California: Thirsty for Justice
With nearly 95 percent of California's San Joaquin River diverted for irrigation, residents of Stockton, situated on the river's delta, take an active interest in how their water is managed. After battling for four years to regain public control of the city's water, local environmentalists cheered when the Stockton City Council voted this summer to terminate the contract that had privatized its water system.
In 2003, without conducting any environmental review, the city handed control of its water and sewage to OMI/Thames Water in a 20-year, $600 million deal. Concerned about potential sewage spills and other river damage, a coalition of groups including the Sierra Club sued to terminate the arrangement under the California Environmental Quality Act. A superior court judge ruled in the coalition's favor, and in July the city council decided not to appeal. Says Dale Stocking, chair of the Club's Mother Lode Chapter, "Water management is too important to be left in the hands of private companies that answer to shareholders and not to the people whose water they control." For more information, go to motherlode.sierraclub.org. —Heather Mack
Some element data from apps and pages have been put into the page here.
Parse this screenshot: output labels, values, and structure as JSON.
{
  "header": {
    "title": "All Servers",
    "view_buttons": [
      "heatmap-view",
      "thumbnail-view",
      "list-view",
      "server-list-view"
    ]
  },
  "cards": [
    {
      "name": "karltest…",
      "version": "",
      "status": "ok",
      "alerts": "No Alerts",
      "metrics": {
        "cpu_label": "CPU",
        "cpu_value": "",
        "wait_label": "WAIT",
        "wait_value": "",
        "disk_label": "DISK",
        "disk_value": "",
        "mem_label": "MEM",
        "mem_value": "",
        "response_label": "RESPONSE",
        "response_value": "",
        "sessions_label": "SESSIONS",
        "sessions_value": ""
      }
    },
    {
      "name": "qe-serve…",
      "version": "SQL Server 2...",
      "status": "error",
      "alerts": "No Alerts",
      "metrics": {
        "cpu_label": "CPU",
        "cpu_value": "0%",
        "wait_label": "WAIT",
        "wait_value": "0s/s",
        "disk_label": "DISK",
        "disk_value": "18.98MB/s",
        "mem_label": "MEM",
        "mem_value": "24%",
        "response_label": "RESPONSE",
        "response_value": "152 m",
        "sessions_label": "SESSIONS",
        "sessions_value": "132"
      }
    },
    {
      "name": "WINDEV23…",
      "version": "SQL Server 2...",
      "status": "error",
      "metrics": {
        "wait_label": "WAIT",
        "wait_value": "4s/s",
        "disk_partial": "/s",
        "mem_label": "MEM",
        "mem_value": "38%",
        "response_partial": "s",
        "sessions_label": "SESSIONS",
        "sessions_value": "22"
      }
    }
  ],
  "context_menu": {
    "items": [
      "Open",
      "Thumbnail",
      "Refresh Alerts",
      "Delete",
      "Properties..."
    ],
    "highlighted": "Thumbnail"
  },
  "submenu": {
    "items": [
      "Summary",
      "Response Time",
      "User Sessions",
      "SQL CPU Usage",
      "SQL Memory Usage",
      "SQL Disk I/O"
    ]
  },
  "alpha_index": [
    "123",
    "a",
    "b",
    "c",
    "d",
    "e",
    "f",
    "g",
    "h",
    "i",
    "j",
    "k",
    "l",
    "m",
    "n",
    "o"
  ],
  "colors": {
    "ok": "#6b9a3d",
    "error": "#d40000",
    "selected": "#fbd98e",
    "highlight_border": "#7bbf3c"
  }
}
Kentucky: Hold Your Horses
Newer isn't necessarily better when it comes to dirty energy sources. In coal-rich Muhlenberg County, Kentucky, Peabody Energy has proposed building a 1,500-megawatt power plant that would rely on locally mined coal (rather than cleaner low-sulfur alternatives) and lack the latest pollution controls, emitting about 12 million tons of carbon dioxide annually. But thanks to the efforts of the Sierra Club and Indiana-based Valley Watch, plans for the Thoroughbred facility have been reined in.
The Club, Valley Watch, and a few citizens sued to block the plant's air permit, and in August a Kentucky circuit court judge agreed, saying the facility would not only endanger human health but could stifle industrial growth in the area for decades to come. "This shows that even in the heart of coal country, people are beginning to recognize the problems it causes," says Sierra Club attorney Sanjay Narayan. At press time, state environmental officials had appealed the decision. Read more about the Club's efforts to fight the nation's "coal rush" at sierraclub.org/environmentallaw/coal. —H.M.
CONTACT USSpotlight your Sierra Club chapter's activism by firstname.lastname@example.org writing to Karina Kinik at Sierra, 85 Second St., 2nd Floor, San Francisco, CA 94105.
Join the Sierra Club's Take Action Network at sierraclub.org/takeaction, where you can send e-mails and faxes to your elected officials.
For the latest on Club campaigns, go to sierraclub.org/email, where you can sign up for our biweekly e-newsletter, the Sierra Club Insider, and other Club e-mail communications.
To make your voice count on environmental issues, the Sierra Club recommends that you write or call (rather than e-mail) your national elected officials at:
Washington, DC 20510
U.S. House of Representatives
Washington, DC 20515
U.S. Capitol Switchboard
Illustrations, from top: Debbie Drechsler, Lloyd Dangle; used with permission.